U.S. safety regulators have opened a preliminary evaluation into two fires in Tesla Model S electric cars.
The National Highway Traffic Administration says fires broke out in two of the cars' batteries after the undercarriage hit road debris. The debris damaged the batteries and caused a thermal reaction and fires.
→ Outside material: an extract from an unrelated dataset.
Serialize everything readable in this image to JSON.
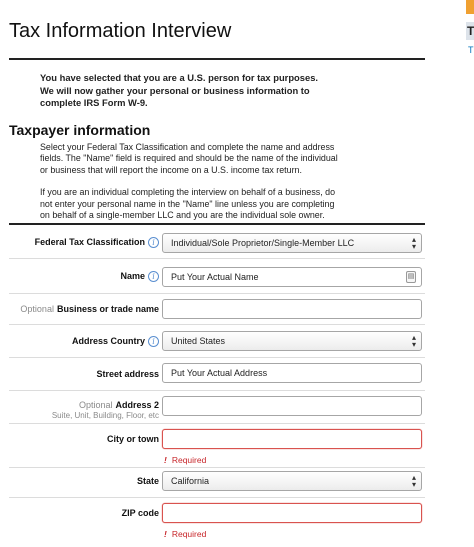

No one was hurt in the fires.
The probe affects more than 13,000 cars sold in the U.S. The agency says it wants to examine risks from the undercarriage getting hit.
Tesla's batteries are located beneath the passenger compartment and protected by a quarter-inch-thick metal shield.
Tesla says it asked the government to investigate even though its cars catch fire at a far lower rate than gas-powered vehicles.
In 2011 the NHTSA opened a similar preliminary evaluation into the Chevy Volt following a severe-impact lab test on a battery pack that resulted in an electrical fire six days later.
This led to GM adding further enhancements to the vehicle structure and battery coolant system in the Chevrolet Volt that would further protect the battery from the possibility of an electrical fire.
Only 3 months ago the NHTSA awarded the Tesla Model S Five Star ratings in all NHTSA crash tests.